EXCERPTED DATA: Begin

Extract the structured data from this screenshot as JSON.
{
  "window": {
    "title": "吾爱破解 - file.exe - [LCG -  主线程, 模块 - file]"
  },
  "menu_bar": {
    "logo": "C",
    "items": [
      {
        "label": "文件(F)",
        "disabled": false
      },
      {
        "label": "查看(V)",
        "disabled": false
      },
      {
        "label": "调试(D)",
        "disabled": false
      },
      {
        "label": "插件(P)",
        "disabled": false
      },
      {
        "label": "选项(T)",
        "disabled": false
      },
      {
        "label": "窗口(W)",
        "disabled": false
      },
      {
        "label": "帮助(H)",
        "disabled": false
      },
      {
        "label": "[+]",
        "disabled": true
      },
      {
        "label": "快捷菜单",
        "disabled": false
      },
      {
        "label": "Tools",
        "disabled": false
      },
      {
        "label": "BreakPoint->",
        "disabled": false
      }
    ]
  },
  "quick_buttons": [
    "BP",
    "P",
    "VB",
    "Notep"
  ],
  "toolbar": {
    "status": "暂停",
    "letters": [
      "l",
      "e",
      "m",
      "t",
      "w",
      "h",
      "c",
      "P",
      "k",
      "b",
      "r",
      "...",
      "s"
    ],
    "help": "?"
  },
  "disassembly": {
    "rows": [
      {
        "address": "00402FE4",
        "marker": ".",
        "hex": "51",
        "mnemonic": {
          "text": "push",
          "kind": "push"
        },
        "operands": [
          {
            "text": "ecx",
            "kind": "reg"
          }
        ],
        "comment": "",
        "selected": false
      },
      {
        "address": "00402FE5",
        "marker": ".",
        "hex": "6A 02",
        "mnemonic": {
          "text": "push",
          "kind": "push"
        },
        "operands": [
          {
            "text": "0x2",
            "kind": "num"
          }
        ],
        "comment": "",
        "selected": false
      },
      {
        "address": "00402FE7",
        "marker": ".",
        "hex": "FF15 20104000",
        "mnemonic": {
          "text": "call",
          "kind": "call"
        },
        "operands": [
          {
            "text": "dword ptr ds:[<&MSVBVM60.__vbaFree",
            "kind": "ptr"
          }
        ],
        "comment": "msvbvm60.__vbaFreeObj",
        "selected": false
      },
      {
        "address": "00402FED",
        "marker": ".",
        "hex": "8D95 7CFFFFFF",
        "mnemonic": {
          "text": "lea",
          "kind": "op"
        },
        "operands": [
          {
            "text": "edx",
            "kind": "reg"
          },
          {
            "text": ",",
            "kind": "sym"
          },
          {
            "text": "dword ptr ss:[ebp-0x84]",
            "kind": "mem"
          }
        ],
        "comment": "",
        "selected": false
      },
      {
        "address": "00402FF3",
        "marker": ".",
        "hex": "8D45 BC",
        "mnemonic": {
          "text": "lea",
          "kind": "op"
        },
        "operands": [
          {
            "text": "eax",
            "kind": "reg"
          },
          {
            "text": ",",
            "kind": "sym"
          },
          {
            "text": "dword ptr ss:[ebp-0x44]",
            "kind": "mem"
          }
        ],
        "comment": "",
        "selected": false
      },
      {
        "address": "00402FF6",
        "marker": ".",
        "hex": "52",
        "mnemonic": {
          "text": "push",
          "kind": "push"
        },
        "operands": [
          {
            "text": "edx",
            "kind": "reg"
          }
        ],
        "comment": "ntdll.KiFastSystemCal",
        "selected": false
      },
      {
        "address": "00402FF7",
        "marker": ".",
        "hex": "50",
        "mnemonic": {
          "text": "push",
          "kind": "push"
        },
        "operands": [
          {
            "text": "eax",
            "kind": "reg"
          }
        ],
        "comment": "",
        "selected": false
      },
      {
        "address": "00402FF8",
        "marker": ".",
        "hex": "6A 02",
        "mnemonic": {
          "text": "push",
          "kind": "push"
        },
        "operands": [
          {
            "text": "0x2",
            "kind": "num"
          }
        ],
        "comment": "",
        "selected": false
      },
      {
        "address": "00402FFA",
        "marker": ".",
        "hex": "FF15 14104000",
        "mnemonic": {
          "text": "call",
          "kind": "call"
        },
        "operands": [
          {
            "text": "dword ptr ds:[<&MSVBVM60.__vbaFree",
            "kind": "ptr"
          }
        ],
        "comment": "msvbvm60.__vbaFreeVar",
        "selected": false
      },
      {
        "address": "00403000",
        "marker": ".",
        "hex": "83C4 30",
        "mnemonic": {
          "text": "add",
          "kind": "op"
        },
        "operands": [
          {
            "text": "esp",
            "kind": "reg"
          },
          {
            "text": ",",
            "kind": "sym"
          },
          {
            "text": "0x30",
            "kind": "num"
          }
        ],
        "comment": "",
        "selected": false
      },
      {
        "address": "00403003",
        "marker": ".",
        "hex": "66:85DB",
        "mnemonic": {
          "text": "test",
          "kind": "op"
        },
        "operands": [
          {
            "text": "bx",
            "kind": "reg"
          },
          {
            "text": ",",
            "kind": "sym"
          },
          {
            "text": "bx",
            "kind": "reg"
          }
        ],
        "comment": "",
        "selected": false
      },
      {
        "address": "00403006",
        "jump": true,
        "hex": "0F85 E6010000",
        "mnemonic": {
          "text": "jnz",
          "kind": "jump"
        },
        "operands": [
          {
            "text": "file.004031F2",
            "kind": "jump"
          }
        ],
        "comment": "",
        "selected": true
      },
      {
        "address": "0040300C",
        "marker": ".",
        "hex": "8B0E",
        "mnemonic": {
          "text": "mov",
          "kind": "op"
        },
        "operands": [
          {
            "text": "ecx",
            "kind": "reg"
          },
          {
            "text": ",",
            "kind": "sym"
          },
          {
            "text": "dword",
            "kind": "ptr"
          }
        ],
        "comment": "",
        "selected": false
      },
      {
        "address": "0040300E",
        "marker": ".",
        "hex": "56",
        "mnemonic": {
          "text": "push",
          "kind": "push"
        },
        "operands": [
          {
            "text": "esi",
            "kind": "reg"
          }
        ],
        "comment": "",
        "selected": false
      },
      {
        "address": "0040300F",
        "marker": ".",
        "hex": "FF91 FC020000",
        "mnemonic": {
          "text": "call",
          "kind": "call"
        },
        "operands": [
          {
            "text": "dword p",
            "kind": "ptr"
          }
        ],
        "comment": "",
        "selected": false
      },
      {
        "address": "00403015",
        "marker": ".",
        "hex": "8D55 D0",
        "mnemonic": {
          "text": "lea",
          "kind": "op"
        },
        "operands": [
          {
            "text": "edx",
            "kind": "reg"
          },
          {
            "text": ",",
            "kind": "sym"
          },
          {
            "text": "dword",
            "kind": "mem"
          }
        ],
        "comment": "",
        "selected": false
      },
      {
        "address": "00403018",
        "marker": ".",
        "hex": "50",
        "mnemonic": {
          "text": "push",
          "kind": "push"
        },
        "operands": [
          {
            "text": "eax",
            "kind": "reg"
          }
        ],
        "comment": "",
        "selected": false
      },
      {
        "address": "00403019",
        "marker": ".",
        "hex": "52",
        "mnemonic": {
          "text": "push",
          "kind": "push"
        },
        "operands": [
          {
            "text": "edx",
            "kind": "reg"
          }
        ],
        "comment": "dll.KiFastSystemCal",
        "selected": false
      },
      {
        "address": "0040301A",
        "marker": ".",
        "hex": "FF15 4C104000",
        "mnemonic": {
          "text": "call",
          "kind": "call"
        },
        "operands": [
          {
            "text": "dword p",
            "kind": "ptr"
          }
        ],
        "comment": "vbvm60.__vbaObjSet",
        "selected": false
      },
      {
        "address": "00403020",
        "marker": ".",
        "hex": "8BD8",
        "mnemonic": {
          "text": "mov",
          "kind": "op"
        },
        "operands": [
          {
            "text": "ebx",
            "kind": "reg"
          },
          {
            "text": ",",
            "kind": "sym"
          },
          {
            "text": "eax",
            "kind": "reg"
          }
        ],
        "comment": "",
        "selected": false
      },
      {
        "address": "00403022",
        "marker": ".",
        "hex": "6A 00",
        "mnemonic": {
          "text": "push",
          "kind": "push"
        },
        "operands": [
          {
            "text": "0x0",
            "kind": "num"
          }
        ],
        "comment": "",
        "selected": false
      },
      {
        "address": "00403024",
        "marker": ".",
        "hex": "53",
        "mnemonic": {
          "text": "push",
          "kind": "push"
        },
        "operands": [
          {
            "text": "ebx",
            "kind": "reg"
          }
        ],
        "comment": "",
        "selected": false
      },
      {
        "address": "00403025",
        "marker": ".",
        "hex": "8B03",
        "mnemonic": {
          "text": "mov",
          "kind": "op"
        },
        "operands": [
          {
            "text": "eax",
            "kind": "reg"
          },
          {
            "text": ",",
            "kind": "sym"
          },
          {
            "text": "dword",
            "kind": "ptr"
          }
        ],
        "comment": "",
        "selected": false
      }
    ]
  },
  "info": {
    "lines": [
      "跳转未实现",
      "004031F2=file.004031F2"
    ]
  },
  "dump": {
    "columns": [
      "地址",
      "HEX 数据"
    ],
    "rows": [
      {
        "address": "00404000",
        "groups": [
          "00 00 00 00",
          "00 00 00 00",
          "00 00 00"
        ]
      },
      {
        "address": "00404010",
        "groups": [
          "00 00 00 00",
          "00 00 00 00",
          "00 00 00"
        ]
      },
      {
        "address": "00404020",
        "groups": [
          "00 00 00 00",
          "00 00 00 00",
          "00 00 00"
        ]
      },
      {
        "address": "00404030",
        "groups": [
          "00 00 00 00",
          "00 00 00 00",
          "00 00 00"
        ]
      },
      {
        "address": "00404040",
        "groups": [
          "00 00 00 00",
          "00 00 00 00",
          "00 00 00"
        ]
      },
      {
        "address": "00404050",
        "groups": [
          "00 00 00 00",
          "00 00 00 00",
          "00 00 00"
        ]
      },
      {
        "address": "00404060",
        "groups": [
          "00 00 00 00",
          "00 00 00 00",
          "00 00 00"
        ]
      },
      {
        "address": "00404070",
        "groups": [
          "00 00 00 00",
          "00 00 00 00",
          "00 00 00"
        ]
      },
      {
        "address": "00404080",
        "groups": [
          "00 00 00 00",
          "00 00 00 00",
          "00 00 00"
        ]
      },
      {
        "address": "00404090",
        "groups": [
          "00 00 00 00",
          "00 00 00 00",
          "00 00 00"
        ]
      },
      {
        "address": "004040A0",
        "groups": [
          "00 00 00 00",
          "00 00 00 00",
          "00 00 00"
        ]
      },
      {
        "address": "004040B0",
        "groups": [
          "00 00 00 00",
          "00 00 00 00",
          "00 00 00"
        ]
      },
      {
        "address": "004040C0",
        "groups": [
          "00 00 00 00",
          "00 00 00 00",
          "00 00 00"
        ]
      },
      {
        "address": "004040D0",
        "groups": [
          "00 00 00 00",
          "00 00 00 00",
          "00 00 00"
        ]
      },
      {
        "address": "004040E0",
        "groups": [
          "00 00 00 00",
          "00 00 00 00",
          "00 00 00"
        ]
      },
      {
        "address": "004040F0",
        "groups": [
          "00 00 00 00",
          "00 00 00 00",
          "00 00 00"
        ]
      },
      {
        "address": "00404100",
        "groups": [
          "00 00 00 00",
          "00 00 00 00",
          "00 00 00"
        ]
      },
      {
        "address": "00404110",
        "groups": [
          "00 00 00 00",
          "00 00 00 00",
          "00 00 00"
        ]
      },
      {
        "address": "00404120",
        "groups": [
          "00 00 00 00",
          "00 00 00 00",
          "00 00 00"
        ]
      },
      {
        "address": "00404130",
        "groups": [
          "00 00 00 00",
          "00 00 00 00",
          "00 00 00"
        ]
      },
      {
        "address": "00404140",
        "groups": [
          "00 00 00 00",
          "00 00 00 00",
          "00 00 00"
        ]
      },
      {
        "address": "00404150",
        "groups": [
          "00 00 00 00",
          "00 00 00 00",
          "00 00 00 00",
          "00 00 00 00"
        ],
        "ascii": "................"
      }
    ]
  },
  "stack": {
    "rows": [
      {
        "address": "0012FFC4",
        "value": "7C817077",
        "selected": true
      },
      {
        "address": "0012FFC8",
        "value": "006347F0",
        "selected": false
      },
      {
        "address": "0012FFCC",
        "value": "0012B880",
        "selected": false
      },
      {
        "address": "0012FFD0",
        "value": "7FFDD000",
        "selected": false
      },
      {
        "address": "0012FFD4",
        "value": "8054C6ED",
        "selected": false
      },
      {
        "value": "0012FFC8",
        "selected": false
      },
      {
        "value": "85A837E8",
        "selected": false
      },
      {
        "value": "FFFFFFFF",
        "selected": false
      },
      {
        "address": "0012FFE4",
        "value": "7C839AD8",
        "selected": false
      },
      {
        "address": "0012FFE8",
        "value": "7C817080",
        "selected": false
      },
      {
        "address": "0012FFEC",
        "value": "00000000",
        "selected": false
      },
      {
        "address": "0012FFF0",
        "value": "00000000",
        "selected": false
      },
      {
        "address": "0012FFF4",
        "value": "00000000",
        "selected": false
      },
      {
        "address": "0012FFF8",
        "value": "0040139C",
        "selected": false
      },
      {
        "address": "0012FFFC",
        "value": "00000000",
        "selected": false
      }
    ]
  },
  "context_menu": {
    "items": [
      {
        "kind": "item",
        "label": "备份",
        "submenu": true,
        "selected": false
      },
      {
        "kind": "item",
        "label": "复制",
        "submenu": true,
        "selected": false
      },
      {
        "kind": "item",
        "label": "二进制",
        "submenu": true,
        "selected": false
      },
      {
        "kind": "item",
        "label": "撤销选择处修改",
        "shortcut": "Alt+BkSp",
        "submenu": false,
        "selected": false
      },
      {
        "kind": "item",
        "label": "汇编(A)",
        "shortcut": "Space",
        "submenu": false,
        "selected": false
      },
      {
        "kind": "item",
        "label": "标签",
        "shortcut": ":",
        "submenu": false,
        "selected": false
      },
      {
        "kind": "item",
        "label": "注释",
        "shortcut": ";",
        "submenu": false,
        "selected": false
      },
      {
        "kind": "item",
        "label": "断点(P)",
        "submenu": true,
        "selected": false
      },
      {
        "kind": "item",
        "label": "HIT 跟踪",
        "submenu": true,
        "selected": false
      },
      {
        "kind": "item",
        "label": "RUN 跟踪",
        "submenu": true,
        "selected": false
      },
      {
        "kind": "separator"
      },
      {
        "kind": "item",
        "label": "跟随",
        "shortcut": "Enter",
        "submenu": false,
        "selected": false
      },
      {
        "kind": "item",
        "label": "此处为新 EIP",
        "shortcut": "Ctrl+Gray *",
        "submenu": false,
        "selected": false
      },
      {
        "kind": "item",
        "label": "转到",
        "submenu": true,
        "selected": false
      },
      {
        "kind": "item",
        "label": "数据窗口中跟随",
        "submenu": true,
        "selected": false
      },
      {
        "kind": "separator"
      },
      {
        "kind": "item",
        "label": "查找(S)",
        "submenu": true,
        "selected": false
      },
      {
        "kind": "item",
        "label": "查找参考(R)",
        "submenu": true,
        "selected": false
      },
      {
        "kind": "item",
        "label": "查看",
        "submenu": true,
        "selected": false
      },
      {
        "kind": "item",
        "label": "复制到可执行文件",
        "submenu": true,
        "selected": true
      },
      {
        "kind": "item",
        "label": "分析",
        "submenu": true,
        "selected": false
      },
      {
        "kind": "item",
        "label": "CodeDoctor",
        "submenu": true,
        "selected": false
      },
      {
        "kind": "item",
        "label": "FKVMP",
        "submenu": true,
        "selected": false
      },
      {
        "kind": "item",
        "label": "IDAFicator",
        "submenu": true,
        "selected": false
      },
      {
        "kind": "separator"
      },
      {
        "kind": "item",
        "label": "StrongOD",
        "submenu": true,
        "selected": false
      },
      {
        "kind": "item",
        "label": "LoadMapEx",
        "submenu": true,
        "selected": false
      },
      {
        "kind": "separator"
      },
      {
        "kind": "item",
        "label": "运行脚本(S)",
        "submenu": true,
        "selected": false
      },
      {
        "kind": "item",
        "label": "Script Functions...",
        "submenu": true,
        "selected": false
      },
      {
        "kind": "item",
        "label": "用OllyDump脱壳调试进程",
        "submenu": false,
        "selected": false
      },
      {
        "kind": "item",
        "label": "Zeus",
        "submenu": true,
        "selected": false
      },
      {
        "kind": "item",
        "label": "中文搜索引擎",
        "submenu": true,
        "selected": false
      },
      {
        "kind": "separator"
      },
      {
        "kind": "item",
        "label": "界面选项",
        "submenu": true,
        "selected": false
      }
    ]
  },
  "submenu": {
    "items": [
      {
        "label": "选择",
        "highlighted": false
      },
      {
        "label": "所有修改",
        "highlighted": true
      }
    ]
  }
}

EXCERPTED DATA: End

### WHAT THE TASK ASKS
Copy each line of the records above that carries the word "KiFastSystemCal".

### RESPONSE
        "comment": "ntdll.KiFastSystemCal",
        "comment": "dll.KiFastSystemCal",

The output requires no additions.